On Oct. 16, Daily News subscribers read, “A number of complaints have been forwarded to us of the miserable condition of the board sidewalk on Grand street, between Main and Division, and the absence of all evidences of a walk east of Division. The muddy season is upon us and the residents of that part of the village should be entitled to relief. We feel sure the Board will give this subject attention as soon as their attention is called to it.”
On a construction note in the late part of October, “The foundation of Doyle & Smith’s cigar factory is completed and ready for the timbers.” The 1889 Oneonta Directory showed that this was located at 32 Broad St., an area now occupied by the Clarion Hotel. The directory also showed Doyle & Smith employed between “40-75 hands.” Cigar manufacturing was quickly becoming Oneonta’s second largest industry, behind the D&H Railway.
While Oneonta’s infrastructure was growing in October 1888, so were the educational, social and clothing style trends of the time.
“The winter term of school taught by Mrs. Sergeant at her home, No. 13 Centre street, opens Oct. 15. For the convenience of those who are unable to take the day course she has decided to establish an evening course from 7 to 9 o’clock. Mrs. Sergeant is well known as a pains-taking and competent instructor and should have a large school.” What the courses consisted of was not published.
“An enthusiastic meeting was held last evening at F.E. Green’s music store,” it was reported on Oct. 20, “to organize a private dancing club. About thirty of our young men who have joined the club will be officered by an executive committee, a secretary and treasurer.”

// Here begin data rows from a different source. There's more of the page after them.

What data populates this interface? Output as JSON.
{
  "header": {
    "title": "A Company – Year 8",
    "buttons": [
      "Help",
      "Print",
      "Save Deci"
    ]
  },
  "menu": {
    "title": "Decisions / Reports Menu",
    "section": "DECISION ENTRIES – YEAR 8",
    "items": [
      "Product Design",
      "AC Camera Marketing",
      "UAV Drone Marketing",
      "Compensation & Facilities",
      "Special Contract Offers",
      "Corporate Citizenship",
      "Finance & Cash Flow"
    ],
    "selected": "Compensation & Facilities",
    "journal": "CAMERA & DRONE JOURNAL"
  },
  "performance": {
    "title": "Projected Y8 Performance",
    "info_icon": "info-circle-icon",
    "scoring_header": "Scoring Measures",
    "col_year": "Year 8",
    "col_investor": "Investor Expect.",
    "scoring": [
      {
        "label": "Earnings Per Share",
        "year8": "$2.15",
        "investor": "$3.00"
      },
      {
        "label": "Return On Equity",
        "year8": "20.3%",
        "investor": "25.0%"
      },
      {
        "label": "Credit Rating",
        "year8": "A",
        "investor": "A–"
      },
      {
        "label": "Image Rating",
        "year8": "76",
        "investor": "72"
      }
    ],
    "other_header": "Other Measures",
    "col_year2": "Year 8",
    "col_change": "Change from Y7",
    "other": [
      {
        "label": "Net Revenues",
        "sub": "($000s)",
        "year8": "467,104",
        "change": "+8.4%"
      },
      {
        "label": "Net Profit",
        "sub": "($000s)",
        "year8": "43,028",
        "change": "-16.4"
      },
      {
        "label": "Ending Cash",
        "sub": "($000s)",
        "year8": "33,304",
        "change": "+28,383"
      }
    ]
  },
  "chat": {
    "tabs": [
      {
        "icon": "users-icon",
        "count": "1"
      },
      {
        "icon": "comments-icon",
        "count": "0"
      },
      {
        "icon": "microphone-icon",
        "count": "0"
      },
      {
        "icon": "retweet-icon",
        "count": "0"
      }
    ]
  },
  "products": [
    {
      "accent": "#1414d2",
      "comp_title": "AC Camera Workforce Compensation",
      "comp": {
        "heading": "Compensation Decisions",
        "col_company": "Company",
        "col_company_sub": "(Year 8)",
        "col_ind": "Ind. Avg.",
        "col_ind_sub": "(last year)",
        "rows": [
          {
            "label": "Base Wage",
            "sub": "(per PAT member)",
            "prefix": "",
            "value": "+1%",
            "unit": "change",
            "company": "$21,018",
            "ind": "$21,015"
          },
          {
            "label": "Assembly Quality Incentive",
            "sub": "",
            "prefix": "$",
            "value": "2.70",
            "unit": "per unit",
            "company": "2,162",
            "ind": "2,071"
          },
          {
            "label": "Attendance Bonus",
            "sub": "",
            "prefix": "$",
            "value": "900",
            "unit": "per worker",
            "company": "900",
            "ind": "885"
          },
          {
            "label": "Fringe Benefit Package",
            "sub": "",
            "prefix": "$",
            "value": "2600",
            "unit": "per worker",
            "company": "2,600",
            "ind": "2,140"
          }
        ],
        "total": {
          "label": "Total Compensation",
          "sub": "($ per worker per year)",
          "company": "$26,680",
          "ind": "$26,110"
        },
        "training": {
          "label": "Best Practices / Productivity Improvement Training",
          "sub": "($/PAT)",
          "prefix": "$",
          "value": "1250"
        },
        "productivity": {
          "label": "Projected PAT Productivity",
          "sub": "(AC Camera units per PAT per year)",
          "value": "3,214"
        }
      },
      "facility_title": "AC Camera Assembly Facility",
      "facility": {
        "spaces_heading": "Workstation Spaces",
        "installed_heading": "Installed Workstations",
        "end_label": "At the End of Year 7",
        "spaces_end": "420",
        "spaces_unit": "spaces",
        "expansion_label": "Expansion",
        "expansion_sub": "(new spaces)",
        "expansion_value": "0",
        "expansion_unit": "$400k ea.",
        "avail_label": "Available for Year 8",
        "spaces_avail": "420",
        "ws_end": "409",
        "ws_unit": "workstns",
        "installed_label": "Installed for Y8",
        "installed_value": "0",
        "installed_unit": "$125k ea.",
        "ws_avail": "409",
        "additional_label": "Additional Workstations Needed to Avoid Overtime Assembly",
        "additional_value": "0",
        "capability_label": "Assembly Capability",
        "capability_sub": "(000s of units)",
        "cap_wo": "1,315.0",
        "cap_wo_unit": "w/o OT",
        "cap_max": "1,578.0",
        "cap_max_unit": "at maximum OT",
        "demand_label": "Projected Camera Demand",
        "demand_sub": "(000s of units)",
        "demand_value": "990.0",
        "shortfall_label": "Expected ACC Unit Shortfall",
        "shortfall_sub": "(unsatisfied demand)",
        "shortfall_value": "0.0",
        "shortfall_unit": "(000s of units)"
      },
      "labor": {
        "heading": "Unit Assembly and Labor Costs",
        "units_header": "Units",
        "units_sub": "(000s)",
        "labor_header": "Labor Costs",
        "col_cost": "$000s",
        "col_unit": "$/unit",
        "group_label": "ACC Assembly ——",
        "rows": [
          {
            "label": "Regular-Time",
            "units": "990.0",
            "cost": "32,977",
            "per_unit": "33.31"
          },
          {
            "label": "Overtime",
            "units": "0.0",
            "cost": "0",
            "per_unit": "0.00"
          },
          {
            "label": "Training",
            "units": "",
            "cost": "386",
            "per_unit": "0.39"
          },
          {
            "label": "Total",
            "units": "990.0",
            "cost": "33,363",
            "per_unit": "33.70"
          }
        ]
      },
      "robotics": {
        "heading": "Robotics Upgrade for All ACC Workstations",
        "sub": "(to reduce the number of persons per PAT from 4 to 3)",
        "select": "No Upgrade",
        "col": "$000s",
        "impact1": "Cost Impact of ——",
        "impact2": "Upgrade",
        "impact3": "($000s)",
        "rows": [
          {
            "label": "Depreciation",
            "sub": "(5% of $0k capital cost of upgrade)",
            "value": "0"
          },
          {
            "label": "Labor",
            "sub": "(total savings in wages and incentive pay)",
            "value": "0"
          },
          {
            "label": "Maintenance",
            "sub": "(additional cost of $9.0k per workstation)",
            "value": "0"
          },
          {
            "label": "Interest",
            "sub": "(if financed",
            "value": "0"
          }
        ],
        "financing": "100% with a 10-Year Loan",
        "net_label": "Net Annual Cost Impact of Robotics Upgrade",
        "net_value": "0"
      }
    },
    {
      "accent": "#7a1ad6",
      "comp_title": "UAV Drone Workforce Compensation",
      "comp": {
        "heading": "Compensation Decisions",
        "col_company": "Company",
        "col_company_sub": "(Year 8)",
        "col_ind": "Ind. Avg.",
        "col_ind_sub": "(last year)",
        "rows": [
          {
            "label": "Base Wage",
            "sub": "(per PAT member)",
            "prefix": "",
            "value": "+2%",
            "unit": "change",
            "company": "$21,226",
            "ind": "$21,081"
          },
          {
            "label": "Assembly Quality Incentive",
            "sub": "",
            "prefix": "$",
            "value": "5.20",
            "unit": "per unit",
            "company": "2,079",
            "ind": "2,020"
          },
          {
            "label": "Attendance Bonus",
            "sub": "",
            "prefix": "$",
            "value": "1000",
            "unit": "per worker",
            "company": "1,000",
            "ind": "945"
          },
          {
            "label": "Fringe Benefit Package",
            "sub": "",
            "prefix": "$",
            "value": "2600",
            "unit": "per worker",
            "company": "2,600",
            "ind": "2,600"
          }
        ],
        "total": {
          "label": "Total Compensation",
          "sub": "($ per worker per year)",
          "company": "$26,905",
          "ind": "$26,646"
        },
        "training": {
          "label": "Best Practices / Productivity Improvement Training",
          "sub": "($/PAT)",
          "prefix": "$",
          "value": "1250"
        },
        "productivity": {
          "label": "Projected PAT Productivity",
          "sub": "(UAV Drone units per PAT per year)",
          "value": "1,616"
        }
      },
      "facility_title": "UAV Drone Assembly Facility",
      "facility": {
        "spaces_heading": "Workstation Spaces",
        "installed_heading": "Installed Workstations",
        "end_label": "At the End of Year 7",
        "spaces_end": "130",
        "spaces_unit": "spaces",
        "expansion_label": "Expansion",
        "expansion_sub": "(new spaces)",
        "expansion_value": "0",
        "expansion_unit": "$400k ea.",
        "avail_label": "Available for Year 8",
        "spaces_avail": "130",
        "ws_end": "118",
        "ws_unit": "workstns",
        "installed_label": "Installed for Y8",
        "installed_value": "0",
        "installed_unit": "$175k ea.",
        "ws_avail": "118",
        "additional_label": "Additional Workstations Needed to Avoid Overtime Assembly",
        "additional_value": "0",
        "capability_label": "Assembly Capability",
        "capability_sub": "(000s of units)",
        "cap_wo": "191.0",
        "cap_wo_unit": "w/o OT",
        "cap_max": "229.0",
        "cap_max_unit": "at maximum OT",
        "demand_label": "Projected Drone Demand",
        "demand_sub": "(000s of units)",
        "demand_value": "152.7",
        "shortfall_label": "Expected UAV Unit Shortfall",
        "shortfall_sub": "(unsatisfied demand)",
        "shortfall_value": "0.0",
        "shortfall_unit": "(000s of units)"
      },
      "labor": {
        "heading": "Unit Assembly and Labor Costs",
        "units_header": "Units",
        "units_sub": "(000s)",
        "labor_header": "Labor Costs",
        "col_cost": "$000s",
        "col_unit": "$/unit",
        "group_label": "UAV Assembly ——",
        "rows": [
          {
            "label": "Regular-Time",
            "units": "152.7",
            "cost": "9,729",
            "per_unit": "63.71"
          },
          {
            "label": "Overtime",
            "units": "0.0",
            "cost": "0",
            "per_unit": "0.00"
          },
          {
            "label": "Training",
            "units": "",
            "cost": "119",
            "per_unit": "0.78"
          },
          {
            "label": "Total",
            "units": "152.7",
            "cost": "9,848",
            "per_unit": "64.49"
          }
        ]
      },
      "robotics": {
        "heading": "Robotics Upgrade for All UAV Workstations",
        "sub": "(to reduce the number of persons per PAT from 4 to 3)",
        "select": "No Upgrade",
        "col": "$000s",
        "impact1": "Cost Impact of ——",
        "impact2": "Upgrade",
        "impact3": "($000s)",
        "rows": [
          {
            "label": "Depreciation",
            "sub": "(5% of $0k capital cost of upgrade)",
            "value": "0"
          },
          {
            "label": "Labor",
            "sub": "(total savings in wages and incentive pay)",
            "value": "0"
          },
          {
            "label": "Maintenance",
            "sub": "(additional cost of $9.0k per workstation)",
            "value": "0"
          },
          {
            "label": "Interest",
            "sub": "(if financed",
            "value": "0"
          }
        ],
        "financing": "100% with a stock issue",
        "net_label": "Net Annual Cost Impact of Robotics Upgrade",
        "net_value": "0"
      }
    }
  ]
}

Finally on Oct. 20 it was learned, “The tendency toward masculine attire goes on among the gentler sex. Suspenders are the latest adoption made by women from the male wardrobe. Just how the suspenders are made available by their new friends is not explained, but it is said that they fill ‘a long felt want.’ Women have adopted men’s collars, waistcoats, suspenders and canes. If they will take off their hats when they enter the theatre, all will be forgiven.”